There’s a distinct difference between Nila and its competing resorts, that which lies in the accommodation provided. Here at Nila, you don’t simply pay for a room, but a villa. It’s a home away from home — except better, for its beachfront, and each room is paired with a private bathroom and luxurious spa tub. Owner Mohan has quite obviously put his life and soul into assuring his accommodation stands out. His efforts have certainly not gone to waste.
At Nila Beach Resort, life goes slowly. Or perhaps it goes fast. You don’t notice. You’re on a cloud of your own, accompanied only by blue sky and the beach below. If you’re searching for an ultimate getaway for you and your partner, you’ve found your place. Away from the rush and interruptions of home life, Nila Beach offers a place for just you and your partner — not you and your partner and this person and that task. As we ran for morning swims, and the sun shone on our backs, we heard our voices and little else. I breathed for the first time in a long time. We needed this, I thought.

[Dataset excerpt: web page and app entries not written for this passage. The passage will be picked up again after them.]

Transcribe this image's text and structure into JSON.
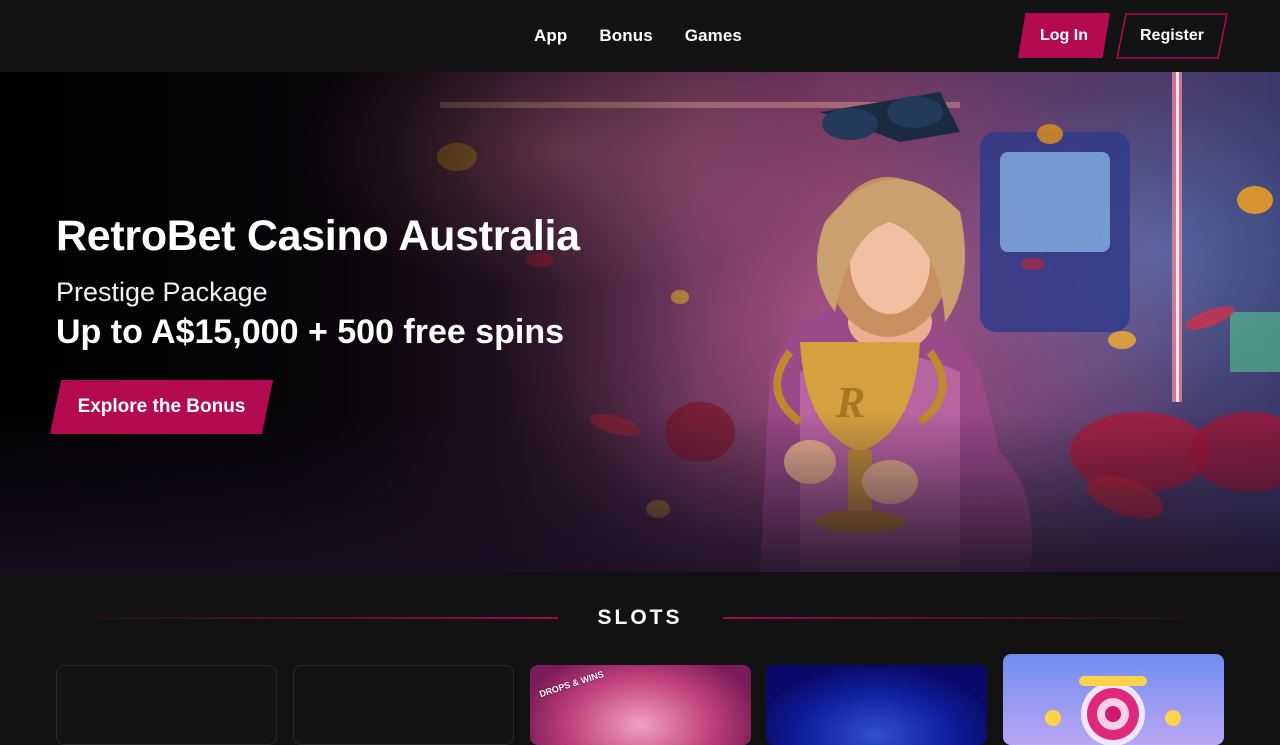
{
  "nav": {
    "items": [
      {
        "label": "App"
      },
      {
        "label": "Bonus"
      },
      {
        "label": "Games"
      }
    ]
  },
  "auth": {
    "login_label": "Log In",
    "register_label": "Register"
  },
  "hero": {
    "title": "RetroBet Casino Australia",
    "subtitle": "Prestige Package",
    "offer": "Up to A$15,000 + 500 free spins",
    "cta_label": "Explore the Bonus"
  },
  "slots": {
    "heading": "SLOTS",
    "cards": [
      {
        "type": "placeholder"
      },
      {
        "type": "placeholder"
      },
      {
        "type": "game",
        "badge": "DROPS & WINS"
      },
      {
        "type": "game"
      },
      {
        "type": "game"
      }
    ]
  },
  "colors": {
    "accent": "#b30a52",
    "background": "#121212",
    "header": "#131313"
  }
}
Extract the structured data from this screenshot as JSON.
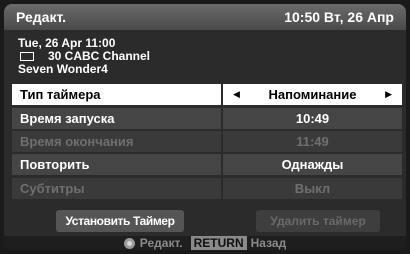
{
  "titlebar": {
    "title": "Редакт.",
    "clock": "10:50 Вт, 26 Апр"
  },
  "program": {
    "datetime": "Tue, 26 Apr 11:00",
    "channel": "30 CABC Channel",
    "name": "Seven Wonder4"
  },
  "settings": [
    {
      "label": "Тип таймера",
      "value": "Напоминание"
    },
    {
      "label": "Время запуска",
      "value": "10:49"
    },
    {
      "label": "Время окончания",
      "value": "11:49"
    },
    {
      "label": "Повторить",
      "value": "Однажды"
    },
    {
      "label": "Субтитры",
      "value": "Выкл"
    }
  ],
  "buttons": {
    "set_timer": "Установить Таймер",
    "delete_timer": "Удалить таймер"
  },
  "footer": {
    "edit": "Редакт.",
    "return_key": "RETURN",
    "back": "Назад"
  },
  "icons": {
    "arrow_left": "◀",
    "arrow_right": "▶"
  }
}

The evening saw us indulge in exquisite Indian cuisine at Eshaa restaurant (located on-site). A rarity for me (unfortunately, I’m of the picky kind), I ordered some sort of spinach and cream-cheese curry. And low and behold, I loved it! The food was unbelievably flavoursome, the service and the atmosphere, without fault. What’s more, I probably downed about 5 cocktails — they were so explosively colourful and far too drinkable. Ah, holidays, right!?
There is an abundance of potential here at Nila Beach Resort. If you don’t book your next holiday here, do in a few years time. Mohan plans to expand his grounds across the fronting lagoon. He’s talking sea-top villas, that is, roll-out-of-bed-into-the-water-type accommodation. He pointed to one in the very centre of the lagoon: “One day, you’ll stay here.” I jumped, and told him I couldn’t wait. Mohan has idyllic dreams, I tell you, and I have no doubt he’s the man for making them a reality.

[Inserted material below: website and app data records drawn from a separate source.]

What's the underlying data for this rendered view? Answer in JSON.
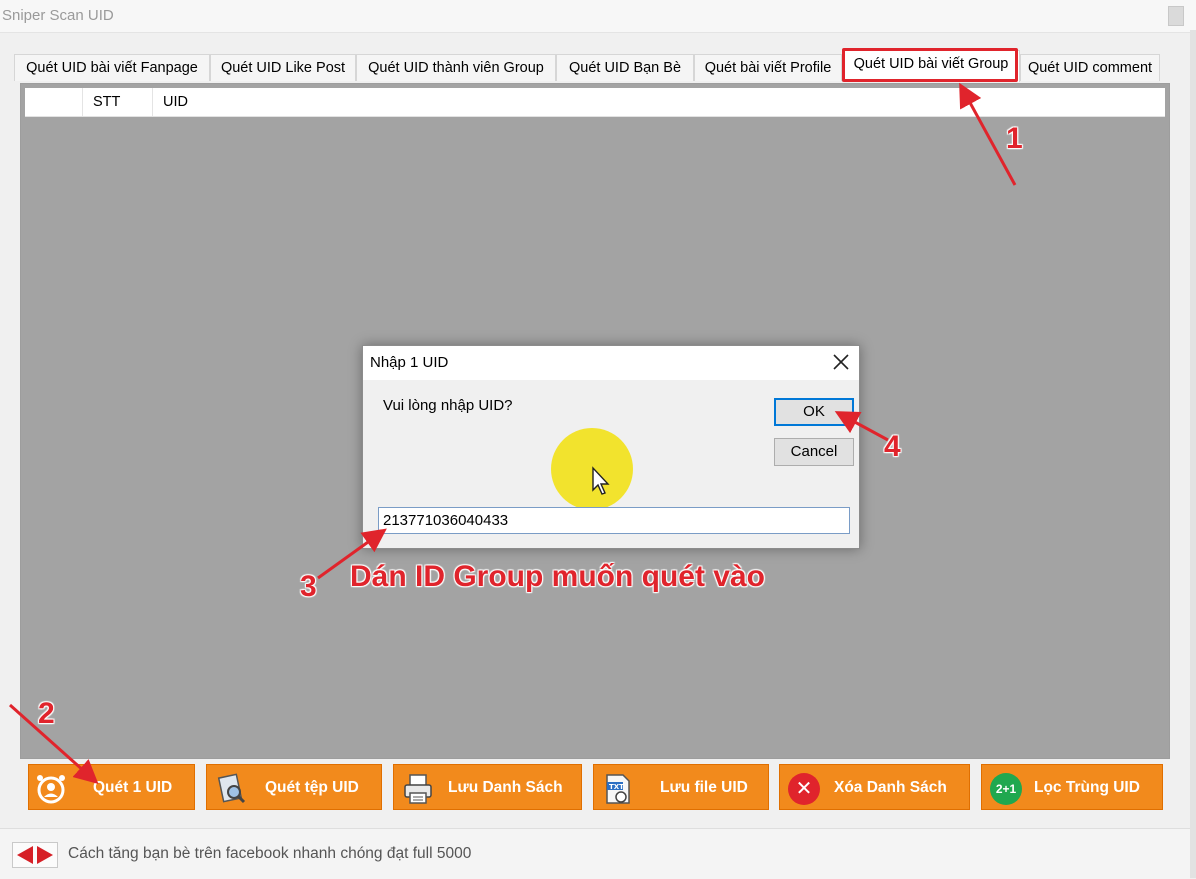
{
  "window": {
    "title": "Sniper Scan UID"
  },
  "tabs": [
    {
      "label": "Quét UID bài viết Fanpage",
      "active": false
    },
    {
      "label": "Quét UID Like Post",
      "active": false
    },
    {
      "label": "Quét UID thành viên Group",
      "active": false
    },
    {
      "label": "Quét UID Bạn Bè",
      "active": false
    },
    {
      "label": "Quét bài viết Profile",
      "active": false
    },
    {
      "label": "Quét UID bài viết Group",
      "active": true
    },
    {
      "label": "Quét UID comment",
      "active": false
    }
  ],
  "list": {
    "columns": [
      "",
      "STT",
      "UID"
    ]
  },
  "toolbar": [
    {
      "label": "Quét 1 UID",
      "icon": "alarm-user-icon"
    },
    {
      "label": "Quét tệp UID",
      "icon": "file-search-icon"
    },
    {
      "label": "Lưu Danh Sách",
      "icon": "printer-list-icon"
    },
    {
      "label": "Lưu file UID",
      "icon": "txt-file-icon"
    },
    {
      "label": "Xóa Danh Sách",
      "icon": "delete-x-icon"
    },
    {
      "label": "Lọc Trùng UID",
      "icon": "duplicate-filter-icon",
      "badge": "2+1"
    }
  ],
  "status": {
    "text": "Cách tăng bạn bè trên facebook nhanh chóng đạt full 5000"
  },
  "dialog": {
    "title": "Nhập 1 UID",
    "prompt": "Vui lòng nhập UID?",
    "ok_label": "OK",
    "cancel_label": "Cancel",
    "input_value": "213771036040433"
  },
  "annotations": {
    "step1": "1",
    "step2": "2",
    "step3": "3",
    "step4": "4",
    "caption": "Dán ID Group muốn quét vào"
  },
  "colors": {
    "accent": "#f28a1c",
    "annotation": "#e0242c",
    "list_bg": "#a3a3a3"
  }
}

Enjoy your holidays, folks, no matter how they be characterised. With a stay at any of these three places, there’s no way you won’t leave satisfied.